Among the records that follow, count the lines with the string "globe"; report only that count.

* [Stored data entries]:
++++++++++

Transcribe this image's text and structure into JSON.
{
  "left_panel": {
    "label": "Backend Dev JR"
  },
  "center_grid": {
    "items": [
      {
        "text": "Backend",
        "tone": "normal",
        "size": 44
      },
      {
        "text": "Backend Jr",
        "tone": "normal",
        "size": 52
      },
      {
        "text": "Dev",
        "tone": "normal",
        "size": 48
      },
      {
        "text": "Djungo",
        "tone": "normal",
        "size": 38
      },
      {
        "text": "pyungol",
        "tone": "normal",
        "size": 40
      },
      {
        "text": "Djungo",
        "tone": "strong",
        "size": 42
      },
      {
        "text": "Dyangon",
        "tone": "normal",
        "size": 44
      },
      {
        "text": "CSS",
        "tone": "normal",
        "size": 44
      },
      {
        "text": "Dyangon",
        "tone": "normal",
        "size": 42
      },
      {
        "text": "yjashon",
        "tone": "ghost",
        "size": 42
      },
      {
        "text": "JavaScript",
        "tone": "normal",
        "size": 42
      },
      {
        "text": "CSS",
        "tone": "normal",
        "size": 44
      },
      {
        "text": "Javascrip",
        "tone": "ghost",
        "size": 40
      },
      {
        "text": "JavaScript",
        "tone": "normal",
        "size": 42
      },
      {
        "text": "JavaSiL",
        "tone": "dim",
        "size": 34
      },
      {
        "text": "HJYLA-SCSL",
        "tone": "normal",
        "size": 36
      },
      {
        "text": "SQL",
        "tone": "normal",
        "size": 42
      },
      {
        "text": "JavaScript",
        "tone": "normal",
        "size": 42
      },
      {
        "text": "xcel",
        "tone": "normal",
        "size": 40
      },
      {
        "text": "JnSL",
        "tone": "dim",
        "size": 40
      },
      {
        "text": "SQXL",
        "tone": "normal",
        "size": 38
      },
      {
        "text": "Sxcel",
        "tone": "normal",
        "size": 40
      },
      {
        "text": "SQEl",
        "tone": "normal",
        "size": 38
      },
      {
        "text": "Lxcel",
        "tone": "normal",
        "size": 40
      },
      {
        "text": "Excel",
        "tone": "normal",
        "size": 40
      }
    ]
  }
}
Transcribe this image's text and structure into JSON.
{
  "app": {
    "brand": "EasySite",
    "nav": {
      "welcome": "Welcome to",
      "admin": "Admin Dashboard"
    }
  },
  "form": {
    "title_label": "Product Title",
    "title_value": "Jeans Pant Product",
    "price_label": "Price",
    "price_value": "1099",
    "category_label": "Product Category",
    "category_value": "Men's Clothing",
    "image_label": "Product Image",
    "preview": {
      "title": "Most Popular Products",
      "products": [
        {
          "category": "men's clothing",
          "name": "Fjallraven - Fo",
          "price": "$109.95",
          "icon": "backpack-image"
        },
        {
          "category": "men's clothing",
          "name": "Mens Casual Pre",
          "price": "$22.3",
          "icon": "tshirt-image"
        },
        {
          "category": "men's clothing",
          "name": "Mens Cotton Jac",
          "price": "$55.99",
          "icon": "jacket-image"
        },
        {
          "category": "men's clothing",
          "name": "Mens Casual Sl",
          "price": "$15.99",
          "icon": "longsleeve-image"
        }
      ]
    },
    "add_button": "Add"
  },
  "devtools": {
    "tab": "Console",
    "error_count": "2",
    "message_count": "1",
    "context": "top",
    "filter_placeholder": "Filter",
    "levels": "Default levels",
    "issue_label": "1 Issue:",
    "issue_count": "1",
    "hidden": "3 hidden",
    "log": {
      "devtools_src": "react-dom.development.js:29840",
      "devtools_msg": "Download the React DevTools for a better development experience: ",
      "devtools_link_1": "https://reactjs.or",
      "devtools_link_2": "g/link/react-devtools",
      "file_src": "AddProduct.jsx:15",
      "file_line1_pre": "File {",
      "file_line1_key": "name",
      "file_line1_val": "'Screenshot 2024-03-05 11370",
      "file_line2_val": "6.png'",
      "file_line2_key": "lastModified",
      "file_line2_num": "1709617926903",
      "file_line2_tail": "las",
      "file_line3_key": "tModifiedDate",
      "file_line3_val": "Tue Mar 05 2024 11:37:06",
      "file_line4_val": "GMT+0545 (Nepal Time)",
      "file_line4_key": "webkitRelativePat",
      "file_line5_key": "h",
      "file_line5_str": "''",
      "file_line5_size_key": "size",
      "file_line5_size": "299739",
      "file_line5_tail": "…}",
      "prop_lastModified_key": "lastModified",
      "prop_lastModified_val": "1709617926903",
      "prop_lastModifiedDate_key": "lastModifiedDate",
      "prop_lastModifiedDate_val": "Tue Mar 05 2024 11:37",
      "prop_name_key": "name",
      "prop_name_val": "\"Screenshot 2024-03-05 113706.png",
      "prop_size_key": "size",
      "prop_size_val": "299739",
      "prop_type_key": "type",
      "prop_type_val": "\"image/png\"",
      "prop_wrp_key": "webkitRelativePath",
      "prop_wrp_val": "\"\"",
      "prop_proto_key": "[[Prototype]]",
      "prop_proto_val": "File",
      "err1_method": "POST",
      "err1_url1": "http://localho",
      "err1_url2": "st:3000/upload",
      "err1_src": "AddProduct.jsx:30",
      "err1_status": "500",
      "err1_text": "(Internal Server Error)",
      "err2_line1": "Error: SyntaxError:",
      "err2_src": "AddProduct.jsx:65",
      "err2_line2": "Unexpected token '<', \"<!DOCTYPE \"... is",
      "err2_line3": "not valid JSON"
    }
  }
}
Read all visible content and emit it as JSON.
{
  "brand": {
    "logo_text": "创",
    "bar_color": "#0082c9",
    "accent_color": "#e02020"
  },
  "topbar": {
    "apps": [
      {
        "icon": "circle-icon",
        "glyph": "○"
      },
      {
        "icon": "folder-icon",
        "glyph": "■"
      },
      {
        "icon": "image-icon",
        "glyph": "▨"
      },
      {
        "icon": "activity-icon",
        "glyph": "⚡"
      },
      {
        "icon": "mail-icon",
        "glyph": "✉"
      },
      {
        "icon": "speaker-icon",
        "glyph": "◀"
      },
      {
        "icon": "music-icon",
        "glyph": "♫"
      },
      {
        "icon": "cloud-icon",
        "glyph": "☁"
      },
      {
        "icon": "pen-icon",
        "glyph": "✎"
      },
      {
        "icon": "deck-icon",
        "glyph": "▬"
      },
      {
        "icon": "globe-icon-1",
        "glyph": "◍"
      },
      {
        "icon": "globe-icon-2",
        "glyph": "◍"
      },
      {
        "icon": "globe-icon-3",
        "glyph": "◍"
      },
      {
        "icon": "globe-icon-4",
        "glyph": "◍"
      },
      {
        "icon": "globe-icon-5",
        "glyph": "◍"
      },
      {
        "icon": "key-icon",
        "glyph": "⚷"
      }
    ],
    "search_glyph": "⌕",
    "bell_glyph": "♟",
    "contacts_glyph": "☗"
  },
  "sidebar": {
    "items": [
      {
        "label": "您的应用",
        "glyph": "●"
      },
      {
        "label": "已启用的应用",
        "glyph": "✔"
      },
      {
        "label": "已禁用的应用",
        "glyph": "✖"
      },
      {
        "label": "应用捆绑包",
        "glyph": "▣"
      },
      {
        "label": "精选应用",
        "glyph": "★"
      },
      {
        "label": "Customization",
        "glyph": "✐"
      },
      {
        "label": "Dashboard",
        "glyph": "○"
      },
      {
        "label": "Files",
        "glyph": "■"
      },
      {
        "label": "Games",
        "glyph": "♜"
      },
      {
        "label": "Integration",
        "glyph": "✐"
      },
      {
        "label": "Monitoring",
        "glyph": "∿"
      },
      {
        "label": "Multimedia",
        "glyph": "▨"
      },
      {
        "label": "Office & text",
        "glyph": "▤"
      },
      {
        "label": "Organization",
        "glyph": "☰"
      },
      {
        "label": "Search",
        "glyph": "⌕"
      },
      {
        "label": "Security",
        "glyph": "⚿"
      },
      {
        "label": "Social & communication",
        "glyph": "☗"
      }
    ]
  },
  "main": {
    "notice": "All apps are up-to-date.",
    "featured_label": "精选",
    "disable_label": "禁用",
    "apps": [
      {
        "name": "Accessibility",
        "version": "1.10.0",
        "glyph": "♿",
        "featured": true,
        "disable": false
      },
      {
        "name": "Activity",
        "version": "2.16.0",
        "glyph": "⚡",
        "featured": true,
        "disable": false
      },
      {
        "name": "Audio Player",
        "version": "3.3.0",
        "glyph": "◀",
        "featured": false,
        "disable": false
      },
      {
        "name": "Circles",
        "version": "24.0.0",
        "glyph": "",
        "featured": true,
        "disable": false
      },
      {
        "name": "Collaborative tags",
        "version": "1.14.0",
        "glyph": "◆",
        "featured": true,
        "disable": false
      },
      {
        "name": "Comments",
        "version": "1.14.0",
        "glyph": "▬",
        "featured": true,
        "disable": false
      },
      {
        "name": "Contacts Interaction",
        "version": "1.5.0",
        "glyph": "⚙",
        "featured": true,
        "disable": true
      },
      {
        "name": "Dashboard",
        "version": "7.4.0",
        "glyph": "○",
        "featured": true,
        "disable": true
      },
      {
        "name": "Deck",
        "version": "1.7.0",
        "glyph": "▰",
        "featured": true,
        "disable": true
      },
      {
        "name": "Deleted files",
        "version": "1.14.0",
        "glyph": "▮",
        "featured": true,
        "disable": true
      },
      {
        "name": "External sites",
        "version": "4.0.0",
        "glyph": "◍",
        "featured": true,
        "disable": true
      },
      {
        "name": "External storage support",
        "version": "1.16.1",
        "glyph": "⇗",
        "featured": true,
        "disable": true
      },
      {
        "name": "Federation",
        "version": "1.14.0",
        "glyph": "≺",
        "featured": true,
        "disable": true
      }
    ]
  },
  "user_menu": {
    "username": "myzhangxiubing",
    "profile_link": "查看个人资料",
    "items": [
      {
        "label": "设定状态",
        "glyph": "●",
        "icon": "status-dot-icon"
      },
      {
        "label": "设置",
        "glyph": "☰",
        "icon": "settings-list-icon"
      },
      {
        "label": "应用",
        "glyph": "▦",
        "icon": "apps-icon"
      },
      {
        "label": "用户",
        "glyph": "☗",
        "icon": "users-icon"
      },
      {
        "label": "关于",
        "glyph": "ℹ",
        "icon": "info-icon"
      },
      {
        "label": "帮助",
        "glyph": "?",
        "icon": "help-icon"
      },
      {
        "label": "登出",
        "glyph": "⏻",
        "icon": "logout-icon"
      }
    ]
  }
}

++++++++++

* [OUTPUT OF THE TASK]:
5